Beavers are generally hardworking, industrious and helpful critters when they’re in the right location. But when they set up shop in the wrong location — say in the city — it can be disastrous.

Take the Target department store parking lot in Idaho Falls for example.

The fury aquatic rodents have been known to saunter across the store parking lot and chew down ornamental trees in the parking lot medians. Oddly, beavers show up regularly at the nearby waterway next to the store attracted by plenty to eat, ready-made dens and water. Each year, beavers have to be escorted out of town.

Pesky beavers gather the attention of the Idaho Department of Fish and Game’s beaver squad. Their point man is retired volunteer Roy Leavitt, 79. Leavitt, always on the go, enjoys keeping up with busy beavers.

“Capturing the problem beavers has been my job for the last three years,” Leavitt said.

James Brower, Fish and Game regional communications manager, said the department relocates 15 to 20 beavers each year. In 2019, 16 beavers were relocated. In 2018, 18 were evicted.

Leavitt said there are two beavers living in the waterway next to Target right now that “I’ll need to get to this spring.”

Fish and Game says there are two types of beavers that come to test out the city life. One type is looking to set up a permanent home and the other are referred to as “canal beavers.”

“The canal beavers are often transient,” Brower said. “They don’t set up shop. They come, chew up some people’s decorative trees along the ditch banks and people want us to come and get them out. But a lot of times it’s a munch-and-run situation. They usually don’t stick around too long, especially in those canal systems.”

Brower said the beavers are abundant throughout the Snake River system and its tributaries. When the rodents look for new territory, eastern Idaho’s creeks and canals offer the perfect highway system for exploring. Many of the waterways pass through towns and developments. Beavers love to create deep waters for their protection and lodging. But damming up irrigation ditches and waterways where people live can flood roads, homes and fields.

“Sometimes the county will call us or a cattle company or landowner that have a road or culvert that they use to irrigate or water cows and the beaver have come and stopped it up or they have flooded the road, causing damage of some sort,” Brower said. “We get a lot in the Ririe area, too. The beaver are coming up and gnawing on people’s decorative trees and shrubs.”

Rather than a death sentence, Fish and Game prefers to redirect the industrious critter’s energy elsewhere, inviting them to move into a fixer-upper. The Upper Snake Beaver Cooperative has identified several backcountry locations in eastern Idaho that historically had beaver but don’t any longer.

“We would like to see them introduced because they’re habitat kings,” Brower said. “They just sit there and work and build dams and build ponds and improve streams, make straight channels flow year-round opposed to some that are perennial and stop certain times of the year. We do it in the name of habitat restoration.”

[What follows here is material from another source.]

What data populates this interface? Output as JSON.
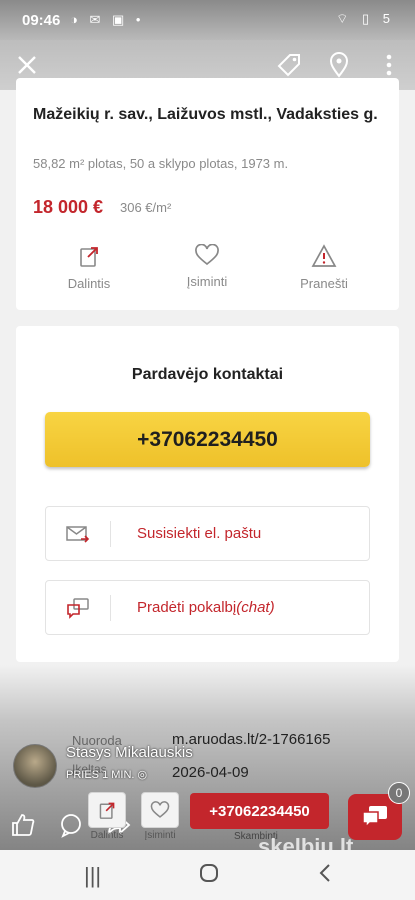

Leavitt said the habitat restoration work done by beavers benefits fish, deer and a wide range of animals. Fish and Game workers drop beavers off in a new neighborhood and give them a head start, even building a stream dam called a “BDA” — beaver dam analog.

“We make the place look a little enticing,” Brower said. “It backs up the water a bit to give them some immediate cover and someplace to swim and hide from predators. I think every predator out there will eat a beaver. ... We never do as good a job as they do. They’ll build a dam and a lodge, and they’ll work on it every single night. It gets bigger and better, and they work for free. It’s fantastic.”

To accomplish the relocation, Leavitt uses a live trap called a Hancock trap. The trap is the size of a large suitcase and snaps shut like a clamshell. The captured beavers are given a health checkup and fitted with a radio transmitter on their tails, then released back into the wild.

“They’re all lots of fun,” Leavitt said. “About 99 percent are really docile. We had one this last summer that was a little devil, more aggressive. We caught that one up at the Boy Scout camp in Swan Valley. We released him up at the Idaho-Montana border on the Modoc (Creek near Monida, Mont.).”

Leavitt said once the beavers are relocated, they stay put.

“There’s no repeat offenders,” he said. “When we release them, we put them where they’ll do good and can’t get into trouble. They’re happy beavers.”

To assure relocation success, multiple beavers are dropped off at the same location.

“You get some old guy out there, and he gets kind of lonesome for a gal,” Leavitt said. “He gets happy when we release a gal in there.”